## WHAT YOU SHOULD DO
Each line of the records below that holds "JSON" should be copied out.

Collection entries:
·····

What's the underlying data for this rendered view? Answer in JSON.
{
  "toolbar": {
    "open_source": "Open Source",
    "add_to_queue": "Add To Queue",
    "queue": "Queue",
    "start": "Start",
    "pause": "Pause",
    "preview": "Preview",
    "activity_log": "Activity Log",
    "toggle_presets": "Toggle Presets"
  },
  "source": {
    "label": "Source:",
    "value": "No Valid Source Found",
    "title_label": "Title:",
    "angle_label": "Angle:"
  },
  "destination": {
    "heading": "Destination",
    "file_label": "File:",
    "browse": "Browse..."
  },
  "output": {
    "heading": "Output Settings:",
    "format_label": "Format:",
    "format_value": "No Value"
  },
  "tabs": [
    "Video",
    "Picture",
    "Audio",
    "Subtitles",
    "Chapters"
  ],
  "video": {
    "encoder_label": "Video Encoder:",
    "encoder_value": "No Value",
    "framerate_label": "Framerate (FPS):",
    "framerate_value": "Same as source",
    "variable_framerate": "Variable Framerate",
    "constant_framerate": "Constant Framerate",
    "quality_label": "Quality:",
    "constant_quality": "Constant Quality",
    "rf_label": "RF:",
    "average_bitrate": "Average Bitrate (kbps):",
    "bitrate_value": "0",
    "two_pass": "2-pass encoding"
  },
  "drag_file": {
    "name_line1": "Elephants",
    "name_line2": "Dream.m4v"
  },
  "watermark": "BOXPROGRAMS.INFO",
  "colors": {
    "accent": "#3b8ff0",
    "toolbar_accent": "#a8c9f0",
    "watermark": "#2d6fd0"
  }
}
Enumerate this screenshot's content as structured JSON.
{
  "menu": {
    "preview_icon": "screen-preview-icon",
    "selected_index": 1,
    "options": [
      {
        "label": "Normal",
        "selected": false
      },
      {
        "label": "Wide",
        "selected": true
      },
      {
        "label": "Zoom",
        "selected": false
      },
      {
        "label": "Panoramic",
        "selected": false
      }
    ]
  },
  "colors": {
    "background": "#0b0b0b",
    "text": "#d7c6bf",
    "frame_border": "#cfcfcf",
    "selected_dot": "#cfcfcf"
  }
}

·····

## EXPECTED ANSWER
What's the underlying data for this rendered view? Answer in JSON.
Enumerate this screenshot's content as structured JSON.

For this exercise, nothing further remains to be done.